Hello,

I’d like to know if it’s possible, in one table, to combine both records added manually and records added/updated using synchonization with other tables ?

Thanks in advance for your help,

Regards.

Nicolas Caplat

Hey @Nicolas_Caplat!

You’ve encountered a rather frustrating design decision that has bugged me for the past year or so.

The quick answer to your question is no. You cannot add records to a synced table.

However…
There are a few possible workarounds. They work, but they’re not the prettiest thing in the world

The one I recommend the most is just to use automations.
Build an automation that looks for new records in your synced table.

  • When new records come in, the automation will create a new record in another table that is not synced.

In its simplest form, you’ll be provided with the initial data from the sync.
However, this method alone will not give you data parity if there are updates in your sync source.

If you need to maintain data parity, you can build a second automation to handle updates. It would look something like this:

There are a few risks that come with this method.
First, unless you tweak the automation a bit, the automation will overwrite changes you make in a field.

  • e.g. Field 1 came from the sync.
    You made a change in Field 1.
    The source record is updated, and the automation runs to update the record.
    The automation updates Field 1 with the new data but overwrites the changes you previously made.

The second risk is that you can pretty quickly burn through automation runs depending on how frequently there are changes in your source record.
This isn’t a problem for enterprise accounts.
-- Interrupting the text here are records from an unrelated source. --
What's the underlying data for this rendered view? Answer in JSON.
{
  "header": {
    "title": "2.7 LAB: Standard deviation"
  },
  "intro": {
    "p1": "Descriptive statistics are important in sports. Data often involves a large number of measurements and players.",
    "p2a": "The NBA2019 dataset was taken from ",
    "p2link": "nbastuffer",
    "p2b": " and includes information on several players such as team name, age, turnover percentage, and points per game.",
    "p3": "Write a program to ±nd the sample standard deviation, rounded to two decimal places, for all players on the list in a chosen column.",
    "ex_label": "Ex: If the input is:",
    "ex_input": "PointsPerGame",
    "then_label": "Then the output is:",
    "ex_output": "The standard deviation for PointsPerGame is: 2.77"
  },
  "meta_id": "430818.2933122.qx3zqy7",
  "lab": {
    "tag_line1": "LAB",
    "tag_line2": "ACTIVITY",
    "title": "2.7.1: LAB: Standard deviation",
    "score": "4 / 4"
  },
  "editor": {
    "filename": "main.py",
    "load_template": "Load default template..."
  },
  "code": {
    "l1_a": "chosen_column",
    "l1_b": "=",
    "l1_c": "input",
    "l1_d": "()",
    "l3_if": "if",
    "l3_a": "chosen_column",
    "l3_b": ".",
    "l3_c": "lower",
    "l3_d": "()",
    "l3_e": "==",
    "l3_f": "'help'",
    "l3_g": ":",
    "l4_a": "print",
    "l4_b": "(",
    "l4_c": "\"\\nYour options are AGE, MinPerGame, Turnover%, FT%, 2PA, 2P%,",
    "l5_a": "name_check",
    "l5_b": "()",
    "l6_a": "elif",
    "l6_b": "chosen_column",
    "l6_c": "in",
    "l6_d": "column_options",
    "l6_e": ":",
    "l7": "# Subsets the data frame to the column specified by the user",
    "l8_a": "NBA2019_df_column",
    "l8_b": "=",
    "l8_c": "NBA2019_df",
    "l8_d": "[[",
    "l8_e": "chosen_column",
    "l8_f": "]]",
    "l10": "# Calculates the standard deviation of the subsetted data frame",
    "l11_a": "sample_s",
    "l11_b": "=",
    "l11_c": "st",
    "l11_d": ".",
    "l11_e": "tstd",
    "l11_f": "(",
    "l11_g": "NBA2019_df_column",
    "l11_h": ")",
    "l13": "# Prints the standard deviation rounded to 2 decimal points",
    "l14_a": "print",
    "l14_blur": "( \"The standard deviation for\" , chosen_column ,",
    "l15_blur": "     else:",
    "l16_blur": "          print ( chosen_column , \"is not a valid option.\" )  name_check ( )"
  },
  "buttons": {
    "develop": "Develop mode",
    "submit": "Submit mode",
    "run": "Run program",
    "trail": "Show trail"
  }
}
For lower tiers, you’re playing with fire if you build automations with a possibility of an endless loop.


I’m probably overthinking for your use case, but that’s just where my mind goes.


Edit/Addition:

A quick bit of a side note about the automation risks.
Depending on how many records you’re dealing with, running any automations that trigger off of updates to records from external sources is a harsh lesson I’ve endured many times.

Since syncs are generally run in batches, a slight change in a value in a watched field will trigger an automation.
Even if you’re only dealing with 100 synced records, if there’s a batch update that provides a tiny change, you’re about to incur 100 automation runs regardless of whether or not there’s even anything to update.

It’s particularly harsh because Airtable doesn’t have strong automation failsafe measures or in-depth monitoring/troubleshooting.

1 Like

Wow thanks a lot @Ben.Young for this detailed explanations.
While I love AirTable, I’m sometimes p****d off by its “limitations”. I’m considering moving to multiple syncs in multiple tables, but not sure yet. Dealing with databases isn’t my core skill for sure, so … it’s mostly about trial and errors I’m afraid !

Anyway, thanks a lot for you help.

Regards.

Nicolas Caplat